First of all, the jean jacket is officially back.
Personally, I contemplated buying one for the better part of the last year. Part of the driving force was my wanting to get it as an ironic (and iconic) piece of attire. I had one when I was, like, five years old, because that’s what Mom thought looked best. But the more I look at them today, the more I realize that I genuinely like jean jackets as a piece of fashion.
But the reason I feel confident making that initial statement about these denim dos is the fact that Google, with the help of Levi’s, opted to use the jean jacket to introduce the world to its Jacquard technology. The name of this new product is a mouthful—it’s called the Levi’s Commuter Trucker Jacket with Jacquard by Google—but it’s going to go down as one of the most advanced, and maybe important, pieces of smartwear to date.
Jacquard, described simply, is technology woven into basic fabrics. On its Project Jacquard website, Google explains that their focus has been on using raw materials like yard and textiles, to integrate “unprecedented access to the digital world” through items that typically wouldn’t be considered technology. The concept was first introduced at Google’s 2015 I/O developer conference.
A year later at I/O 2016,, the first real example of this touch-sensitive fabric turned up when Levi’s announced it was working with Google to put Jacquard in its products. And now, this week, the Jacquard jacket hits stores.
To get connected, the jacket has a (somewhat clunky looking) dongle that attaches to the sleeve where the Jacquard fabric is embedded. The wearer then can pair their iOS or Android smartphone to the coat. To interact with the Jacquard fabric, you execute different gestures—a touch, a swipe, a double tap, or simply covering your wrist. Through the app, you can configure what type of response you get from the different actions. Some of the examples that Levi’s and Google give include getting navigational assistance, pausing and playing music, accepting calls, and listening to messages, among several others.
The jacket is positioned as one that’s ideal for the on-the-go consumer. To get a little more hyper specific, the companies have been marketing the product as one that’s ideal for someone who bikes to work. By interacting with the Jacquard fabric, the user can leave their phone in their pocket while still remaining aware of important notifications, in control of their music, and aware of upcoming turns in their route.
At $350, the jacket has a high-end price tag, which makes sense given the early stages we’re in with this technology. Another downside, according to multiple reports, is that the coat apparently can only be washed a handful of times before the Jacquard sensors in the wrist stop functioning properly.

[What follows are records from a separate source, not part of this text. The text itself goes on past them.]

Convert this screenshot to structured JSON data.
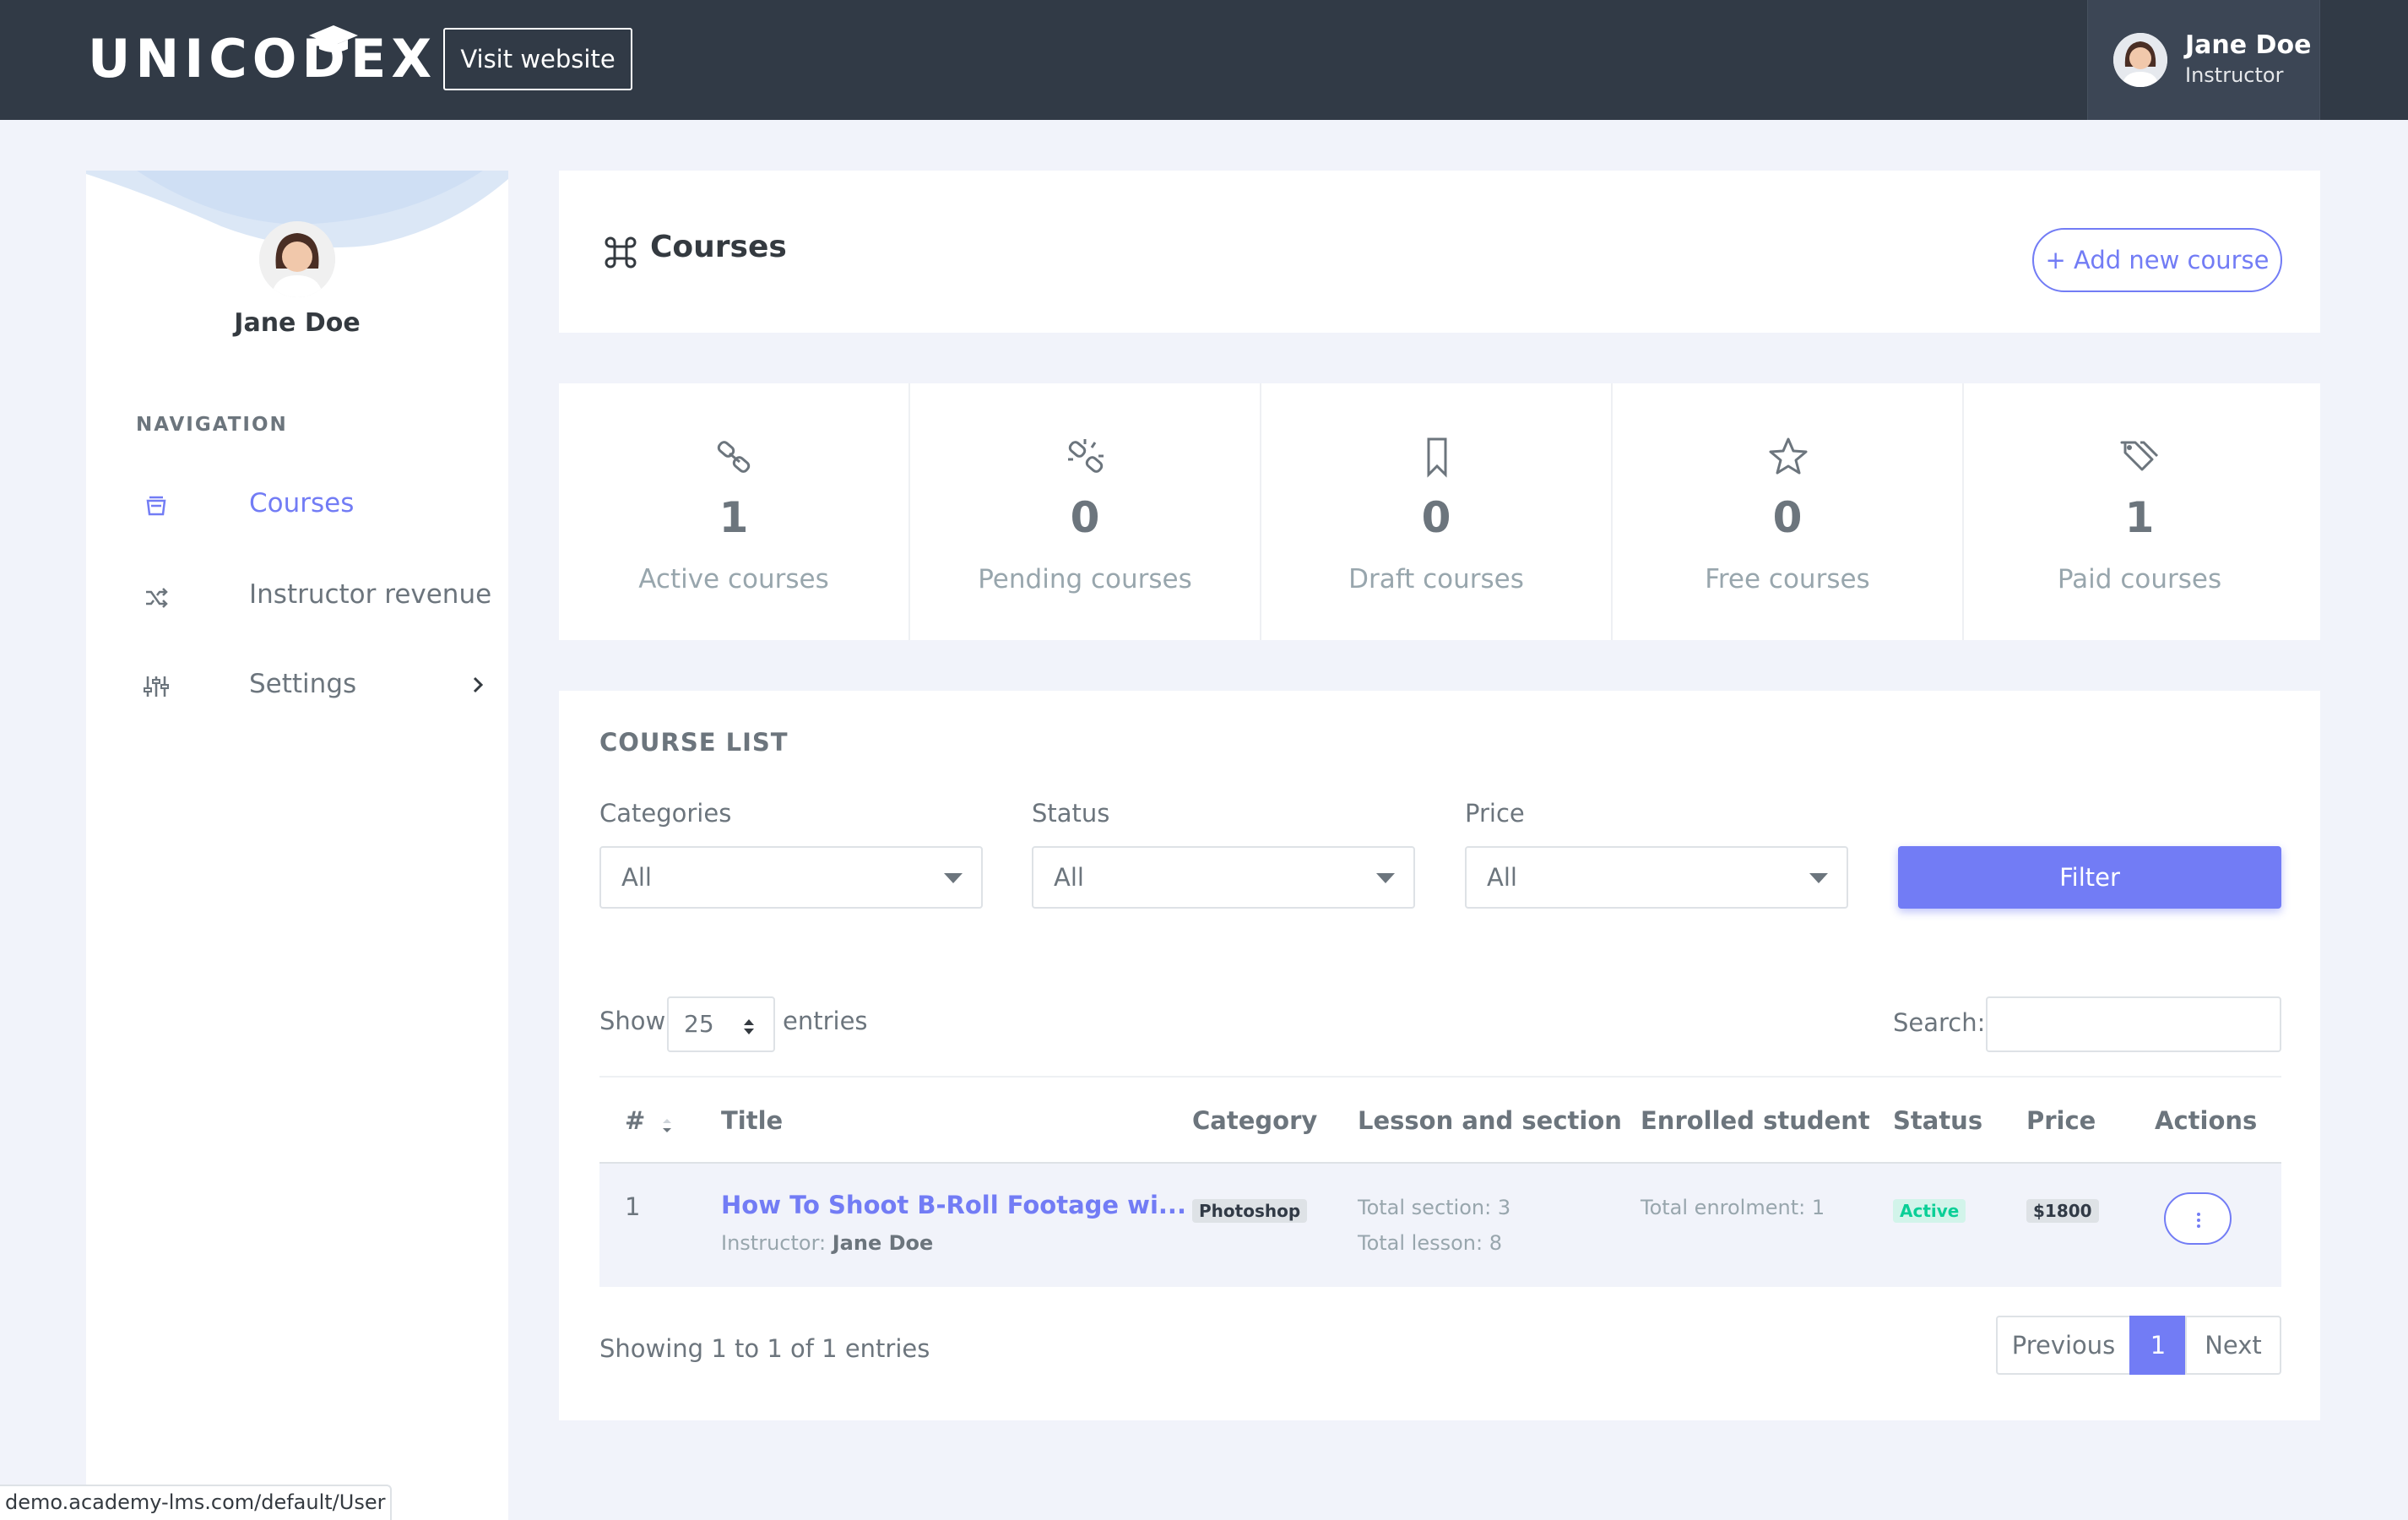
{
  "topbar": {
    "logo_text": "UNICODEX",
    "visit_label": "Visit website",
    "user_name": "Jane Doe",
    "user_role": "Instructor"
  },
  "sidebar": {
    "user_name": "Jane Doe",
    "nav_title": "NAVIGATION",
    "items": [
      {
        "label": "Courses",
        "icon": "courses-icon",
        "active": true
      },
      {
        "label": "Instructor revenue",
        "icon": "shuffle-icon",
        "active": false
      },
      {
        "label": "Settings",
        "icon": "sliders-icon",
        "active": false
      }
    ]
  },
  "header": {
    "title": "Courses",
    "add_label": "+ Add new course"
  },
  "stats": [
    {
      "value": "1",
      "label": "Active courses",
      "icon": "link-icon"
    },
    {
      "value": "0",
      "label": "Pending courses",
      "icon": "broken-link-icon"
    },
    {
      "value": "0",
      "label": "Draft courses",
      "icon": "bookmark-icon"
    },
    {
      "value": "0",
      "label": "Free courses",
      "icon": "star-icon"
    },
    {
      "value": "1",
      "label": "Paid courses",
      "icon": "tags-icon"
    }
  ],
  "course_list": {
    "title": "COURSE LIST",
    "filters": {
      "categories_label": "Categories",
      "categories_value": "All",
      "status_label": "Status",
      "status_value": "All",
      "price_label": "Price",
      "price_value": "All",
      "filter_button": "Filter"
    },
    "show_label": "Show",
    "entries_value": "25",
    "entries_label": "entries",
    "search_label": "Search:",
    "search_value": "",
    "columns": [
      "#",
      "Title",
      "Category",
      "Lesson and section",
      "Enrolled student",
      "Status",
      "Price",
      "Actions"
    ],
    "rows": [
      {
        "index": "1",
        "title": "How To Shoot B-Roll Footage wi...",
        "instructor_label": "Instructor:",
        "instructor_name": "Jane Doe",
        "category": "Photoshop",
        "sections": "Total section: 3",
        "lessons": "Total lesson: 8",
        "enrolment": "Total enrolment: 1",
        "status": "Active",
        "price": "$1800"
      }
    ],
    "showing_text": "Showing 1 to 1 of 1 entries",
    "pagination": {
      "previous": "Previous",
      "current": "1",
      "next": "Next"
    }
  },
  "status_bar": {
    "url": "demo.academy-lms.com/default/User"
  },
  "colors": {
    "topbar": "#313a46",
    "primary": "#727cf5",
    "success": "#0acf97",
    "background": "#f1f3fa"
  }
}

The Commuter Trucker Jacket with Jacquard launched online on September 27 and will be available in stores in early October.